Because pardons have never, ever, ever, in the history of this country, been considered political. Ever (Roger Clinton and Mark Rich were unavailable for comment). It’s also important to note Arpaio and Libby were never charged in New York, so Underwood’s righteous indignation on the pardon issue is a little superfluous, but I could always be missing something.

Underwood is not complaining about the 5th Amendment of the U.S. Constitution but a New York law which doesn’t allow people to be tried twice for the same act or go to trial twice for “two offenses based upon the same act or criminal transaction.” Reason’s Jacob Sullum explains why New York passed the law in the first place.

According to the New York Court of Appeals, the state constitution’s ban on double jeopardy is no broader than the federal version, and the U.S. Supreme Court has said the Fifth Amendment does not preclude prosecuting the same person for the same actions in both state and federal courts.
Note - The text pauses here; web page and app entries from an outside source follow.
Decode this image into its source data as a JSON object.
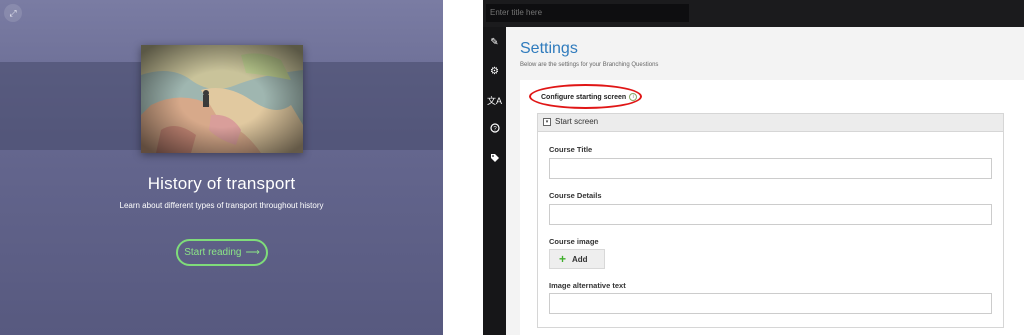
{
  "left_preview": {
    "title": "History of transport",
    "subtitle": "Learn about different types of transport throughout history",
    "start_button": "Start reading",
    "start_arrow": "⟶",
    "fullscreen_icon": "expand-icon",
    "accent_color": "#7fdc7a"
  },
  "editor": {
    "title_placeholder": "Enter title here",
    "sidebar_icons": [
      "pencil-icon",
      "gear-icon",
      "translate-icon",
      "help-icon",
      "tag-icon"
    ],
    "settings_title": "Settings",
    "settings_description": "Below are the settings for your Branching Questions",
    "configure_label": "Configure starting screen",
    "group_toggle": "▾",
    "group_title": "Start screen",
    "fields": {
      "course_title": "Course Title",
      "course_details": "Course Details",
      "course_image": "Course image",
      "add_button": "Add",
      "image_alt": "Image alternative text"
    },
    "colors": {
      "heading": "#2f7bbd",
      "highlight": "#e01616",
      "add_plus": "#3fae2b"
    }
  }
}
Although the underlying conduct may be identical, the Court says, the offenses are distinct because they are defined by “two sovereignties.”

To their credit, New York legislators recognized that the dual sovereignty doctrine is a license for injustice, allowing a defendant to be punished twice for the same crime or tried again after an acquittal. They therefore enacted a law that says “a person may not be separately prosecuted for two offenses based upon the same act or criminal transaction.” There are 12 exceptions to that rule, but none of them covers objectionable pardons by Donald Trump. That is the “double jeopardy loophole” Underwood has in mind.

Here’s the bill the New York legislature is considering:

Section 1. Section 40.30 of the criminal procedure law is amended by adding a new subdivision 5 to read as follows:

5. (a) Despite the occurrence of proceedings specified in subdivision one, a person is not deemed to have been prosecuted for an offense, within the meaning of section 40.20, when such person has been granted a reprieve, pardon or other form of clemency for such offense pursuant to the authority granted in section two of article two of the United States constitution.
(b) Paragraph (a) of this subdivision shall not apply to a reprieve, pardon or other form of clemency for an offense if the person was convicted and sentenced for such offense and the reprieve, pardon or other form of clemency was granted five years or more after entry of judgment for such offense.

§ 2. This act shall take effect immediately, and shall apply to offenses committed on or after such date and shall also apply to offenses committed before such date where the proceedings specified in subdivision 1 of section 40.30 of the criminal procedure law have not occurred as of such date.

Yeah…this is wrong. The idea of not having to be tried twice for the same crime is pretty important and this notion the New York law needs to be changed to correct ‘presidential pardon errors’ is rather ridiculous. It could really set a dangerous precedent for the future if the wrong people get in power and decide to start punishing political opponents after they’ve been acquitted in a federal court.

Let’s be honest: yes, D’Souza (who I’m no fan of) admitted to a felony for doing straw donations to failed U.S. Senate candidate Wendy Long. I’m not sure the law he violated is really constitutional – despite Supreme Court rulings on the issue – because there are 1st Amendment issues in freedom of speech and freedom of association. I fail to see why people can’t give as much money as they want to candidates. I do think candidates should make it easier for people to see who has donated to their campaigns i.e. posting the information on their website or issuing news releases detailing the names of donors because it can help potential voters decide if they want to support said candidate if the donations are from various political bogeymen, women, and entities.

Let money talk and the voters decide. Also, don’t try people twice if they’ve already been acquitted or pardoned.